What are the basic shapes used to build a sturdy structure?
By observing buildings and construction sites, students can see the shapes, forms and materials used to create the structures we live, work and play in. Using dowels and rubber bands, your students will sharpen their engineering skills as they work together to create a series of structures. Working collaboratively, students will communicate with each other as they investigate the variables that affect their structure, test its sturdiness and improve upon their design.
Make sure you have enough dowels and rubber bands for each team (15–20 dowels, 15–20 rubber bands per team).
If you did the activity, refer to the list that the students created in the Structures activity, detailing their ideas on what shapes are strongest. Ask them if they think these rules apply to all materials or just to paper and straws.
If you are beginning with this activity, and if the option is available to you, you should consider taking a walk in the neighborhood around your afterschool center and encouraging your students to really take notice of the buildings. Who uses these structures? What are they made of? What shapes and colors do they see? Your children may notice that the shapes most often visible in completed buildings are squares and rectangles. If you can, bring your students to a building construction site. What shapes do they see in the exposed beams?
Once back in your classroom, start the activity by having a discussion about what types of shapes they saw in buildings in the neighborhood. Ask the children which shapes they think are the strongest. You may get several different answers. Make sure to write all answers up on chart paper or a dry erase/chalk board.
Challenge your students to build large structures using dowels and rubber bands.
After 10–15 minutes of activity, stop your students and bring them together to discuss what they’ve done so far. This discussion should last no more that a few minutes. What have they discovered? Have them share ideas, successes and challenges with each other, and look for ideas around connecting dowels together with the rubber bands, which shapes they are using, etc.

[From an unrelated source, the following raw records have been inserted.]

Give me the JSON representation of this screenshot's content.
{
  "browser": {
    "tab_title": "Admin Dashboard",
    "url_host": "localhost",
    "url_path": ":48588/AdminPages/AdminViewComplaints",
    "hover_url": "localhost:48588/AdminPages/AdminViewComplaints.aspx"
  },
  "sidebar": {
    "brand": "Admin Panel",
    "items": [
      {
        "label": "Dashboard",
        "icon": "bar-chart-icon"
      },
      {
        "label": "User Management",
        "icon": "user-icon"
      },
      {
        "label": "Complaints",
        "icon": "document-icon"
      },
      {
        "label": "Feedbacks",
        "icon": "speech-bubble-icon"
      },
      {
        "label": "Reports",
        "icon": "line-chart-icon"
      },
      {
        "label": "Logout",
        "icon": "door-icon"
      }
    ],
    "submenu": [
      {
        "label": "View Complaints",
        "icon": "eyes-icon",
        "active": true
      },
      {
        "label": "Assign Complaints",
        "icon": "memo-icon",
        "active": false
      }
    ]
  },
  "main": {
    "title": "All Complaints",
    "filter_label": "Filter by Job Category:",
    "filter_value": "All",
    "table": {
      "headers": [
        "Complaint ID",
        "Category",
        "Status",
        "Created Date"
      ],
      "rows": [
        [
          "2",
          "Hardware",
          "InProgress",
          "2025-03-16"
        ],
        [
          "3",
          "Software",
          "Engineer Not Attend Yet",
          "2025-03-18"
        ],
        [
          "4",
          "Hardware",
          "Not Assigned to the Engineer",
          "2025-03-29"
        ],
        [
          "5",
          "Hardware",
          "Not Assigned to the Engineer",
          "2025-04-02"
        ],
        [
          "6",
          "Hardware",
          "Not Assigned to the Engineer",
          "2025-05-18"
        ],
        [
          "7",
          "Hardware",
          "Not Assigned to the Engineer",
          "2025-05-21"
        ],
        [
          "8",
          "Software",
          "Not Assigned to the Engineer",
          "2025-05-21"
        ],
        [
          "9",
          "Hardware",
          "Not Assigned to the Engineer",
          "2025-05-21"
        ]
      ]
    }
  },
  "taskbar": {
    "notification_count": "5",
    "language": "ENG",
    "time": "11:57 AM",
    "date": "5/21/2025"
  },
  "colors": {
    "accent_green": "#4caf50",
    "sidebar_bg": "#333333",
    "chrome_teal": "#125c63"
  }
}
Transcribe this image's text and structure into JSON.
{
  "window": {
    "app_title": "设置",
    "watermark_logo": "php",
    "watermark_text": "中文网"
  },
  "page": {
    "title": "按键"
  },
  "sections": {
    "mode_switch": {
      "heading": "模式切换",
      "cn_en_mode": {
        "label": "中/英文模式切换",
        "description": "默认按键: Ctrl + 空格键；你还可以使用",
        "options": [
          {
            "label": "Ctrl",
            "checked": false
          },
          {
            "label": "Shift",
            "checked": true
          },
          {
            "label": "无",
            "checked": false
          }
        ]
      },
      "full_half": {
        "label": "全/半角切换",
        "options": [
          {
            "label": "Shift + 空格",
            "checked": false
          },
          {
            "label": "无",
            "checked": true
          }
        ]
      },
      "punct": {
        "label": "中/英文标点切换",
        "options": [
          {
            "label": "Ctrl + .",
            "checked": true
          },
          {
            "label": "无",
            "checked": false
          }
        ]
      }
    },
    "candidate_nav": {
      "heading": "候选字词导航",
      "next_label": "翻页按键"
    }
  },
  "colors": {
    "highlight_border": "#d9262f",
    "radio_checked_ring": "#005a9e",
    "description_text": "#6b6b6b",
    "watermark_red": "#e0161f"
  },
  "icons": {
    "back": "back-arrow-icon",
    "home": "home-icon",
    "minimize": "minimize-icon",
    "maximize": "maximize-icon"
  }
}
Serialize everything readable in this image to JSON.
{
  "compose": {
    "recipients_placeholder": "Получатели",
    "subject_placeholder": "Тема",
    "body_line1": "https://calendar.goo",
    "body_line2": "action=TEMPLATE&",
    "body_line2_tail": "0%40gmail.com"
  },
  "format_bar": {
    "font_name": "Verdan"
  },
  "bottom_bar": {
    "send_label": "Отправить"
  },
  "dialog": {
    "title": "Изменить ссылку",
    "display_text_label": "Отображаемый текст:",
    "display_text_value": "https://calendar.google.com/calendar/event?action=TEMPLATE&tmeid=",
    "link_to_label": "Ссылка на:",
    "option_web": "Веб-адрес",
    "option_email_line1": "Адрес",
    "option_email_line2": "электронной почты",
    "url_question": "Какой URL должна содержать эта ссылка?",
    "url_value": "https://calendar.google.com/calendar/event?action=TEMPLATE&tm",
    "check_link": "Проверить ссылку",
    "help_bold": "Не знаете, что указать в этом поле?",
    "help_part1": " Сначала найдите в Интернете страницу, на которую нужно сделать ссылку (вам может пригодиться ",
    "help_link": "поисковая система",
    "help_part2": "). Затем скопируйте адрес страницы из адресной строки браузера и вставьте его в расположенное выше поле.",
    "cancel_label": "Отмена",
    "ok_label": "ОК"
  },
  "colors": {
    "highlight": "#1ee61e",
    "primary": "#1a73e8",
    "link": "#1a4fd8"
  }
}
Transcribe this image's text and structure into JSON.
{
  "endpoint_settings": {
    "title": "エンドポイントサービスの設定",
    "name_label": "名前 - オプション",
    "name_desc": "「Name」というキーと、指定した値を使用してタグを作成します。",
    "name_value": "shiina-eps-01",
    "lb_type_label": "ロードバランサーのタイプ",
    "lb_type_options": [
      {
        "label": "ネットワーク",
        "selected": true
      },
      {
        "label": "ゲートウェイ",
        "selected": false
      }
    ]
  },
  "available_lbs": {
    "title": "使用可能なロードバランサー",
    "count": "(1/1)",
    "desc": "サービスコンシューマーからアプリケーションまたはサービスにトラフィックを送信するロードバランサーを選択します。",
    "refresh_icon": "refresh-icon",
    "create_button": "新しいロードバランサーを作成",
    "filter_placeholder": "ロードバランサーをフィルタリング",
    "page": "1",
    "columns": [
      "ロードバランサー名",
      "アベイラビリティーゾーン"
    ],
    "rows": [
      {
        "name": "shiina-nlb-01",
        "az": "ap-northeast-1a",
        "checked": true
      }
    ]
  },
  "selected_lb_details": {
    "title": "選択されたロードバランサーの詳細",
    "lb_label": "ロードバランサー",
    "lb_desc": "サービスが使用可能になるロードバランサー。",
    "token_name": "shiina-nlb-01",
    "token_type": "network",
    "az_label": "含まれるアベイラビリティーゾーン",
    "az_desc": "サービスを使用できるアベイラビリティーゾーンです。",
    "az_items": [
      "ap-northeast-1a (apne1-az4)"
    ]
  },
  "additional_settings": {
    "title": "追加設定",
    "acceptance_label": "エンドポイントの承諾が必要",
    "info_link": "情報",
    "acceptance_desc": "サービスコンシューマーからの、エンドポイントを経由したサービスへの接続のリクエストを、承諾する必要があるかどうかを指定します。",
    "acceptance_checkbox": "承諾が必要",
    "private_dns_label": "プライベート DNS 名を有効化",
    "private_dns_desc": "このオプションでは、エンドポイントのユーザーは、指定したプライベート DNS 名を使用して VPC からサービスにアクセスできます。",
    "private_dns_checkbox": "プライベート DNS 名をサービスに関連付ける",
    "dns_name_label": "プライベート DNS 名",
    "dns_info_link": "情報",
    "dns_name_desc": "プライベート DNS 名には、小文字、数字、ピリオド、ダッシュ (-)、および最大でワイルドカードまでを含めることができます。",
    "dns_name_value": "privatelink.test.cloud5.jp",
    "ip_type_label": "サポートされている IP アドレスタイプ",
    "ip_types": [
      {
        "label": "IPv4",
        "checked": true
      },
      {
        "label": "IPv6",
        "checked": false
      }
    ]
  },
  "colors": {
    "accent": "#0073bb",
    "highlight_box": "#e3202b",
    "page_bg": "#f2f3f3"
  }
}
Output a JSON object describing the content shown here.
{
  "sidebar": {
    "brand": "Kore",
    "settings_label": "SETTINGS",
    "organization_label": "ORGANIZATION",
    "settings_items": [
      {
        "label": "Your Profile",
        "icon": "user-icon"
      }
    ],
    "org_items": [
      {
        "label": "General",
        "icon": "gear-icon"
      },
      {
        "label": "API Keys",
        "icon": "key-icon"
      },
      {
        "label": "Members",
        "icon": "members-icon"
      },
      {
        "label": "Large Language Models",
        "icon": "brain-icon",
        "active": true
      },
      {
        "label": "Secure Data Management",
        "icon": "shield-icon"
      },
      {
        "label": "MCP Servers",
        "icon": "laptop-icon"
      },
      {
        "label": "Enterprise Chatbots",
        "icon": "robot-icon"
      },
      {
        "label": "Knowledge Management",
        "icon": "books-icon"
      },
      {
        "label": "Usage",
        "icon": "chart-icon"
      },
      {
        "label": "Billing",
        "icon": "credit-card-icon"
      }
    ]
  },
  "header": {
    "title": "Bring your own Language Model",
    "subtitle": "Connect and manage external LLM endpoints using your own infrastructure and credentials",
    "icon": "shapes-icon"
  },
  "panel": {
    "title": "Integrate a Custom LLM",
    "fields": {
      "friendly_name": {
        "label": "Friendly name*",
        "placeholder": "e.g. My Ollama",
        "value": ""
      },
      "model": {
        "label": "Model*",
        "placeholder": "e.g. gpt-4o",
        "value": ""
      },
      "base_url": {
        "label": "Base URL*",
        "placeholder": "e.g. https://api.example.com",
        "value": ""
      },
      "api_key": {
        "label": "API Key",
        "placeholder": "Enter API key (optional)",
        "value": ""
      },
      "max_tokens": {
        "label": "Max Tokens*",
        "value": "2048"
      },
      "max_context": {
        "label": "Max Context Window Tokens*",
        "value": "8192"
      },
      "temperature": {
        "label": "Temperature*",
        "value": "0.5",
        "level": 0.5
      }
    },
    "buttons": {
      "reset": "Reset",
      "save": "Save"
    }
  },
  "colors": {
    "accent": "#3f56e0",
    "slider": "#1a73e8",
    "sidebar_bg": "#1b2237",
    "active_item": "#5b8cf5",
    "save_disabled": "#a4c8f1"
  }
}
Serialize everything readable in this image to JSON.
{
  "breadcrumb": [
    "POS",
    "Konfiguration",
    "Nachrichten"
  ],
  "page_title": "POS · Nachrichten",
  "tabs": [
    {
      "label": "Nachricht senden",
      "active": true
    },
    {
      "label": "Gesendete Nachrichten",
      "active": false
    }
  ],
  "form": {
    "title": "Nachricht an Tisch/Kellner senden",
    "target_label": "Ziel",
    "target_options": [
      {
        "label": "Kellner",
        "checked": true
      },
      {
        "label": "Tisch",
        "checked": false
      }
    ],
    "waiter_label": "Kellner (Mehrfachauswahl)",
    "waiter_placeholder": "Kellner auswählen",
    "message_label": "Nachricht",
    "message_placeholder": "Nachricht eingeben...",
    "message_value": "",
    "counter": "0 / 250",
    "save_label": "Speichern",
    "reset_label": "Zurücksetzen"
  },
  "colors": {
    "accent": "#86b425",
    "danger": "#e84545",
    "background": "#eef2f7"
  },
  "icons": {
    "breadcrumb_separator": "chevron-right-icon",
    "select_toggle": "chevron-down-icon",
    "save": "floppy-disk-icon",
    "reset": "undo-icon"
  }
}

After this brief discussion, send the teams back to their structures to finish their construction. Once the frame is erected, they can fill in portions, cover it, decorate it or build additional parts with other materials that you provide. Have each team share their structure and ask them to talk about their design, highlighting something that they changed as they were building.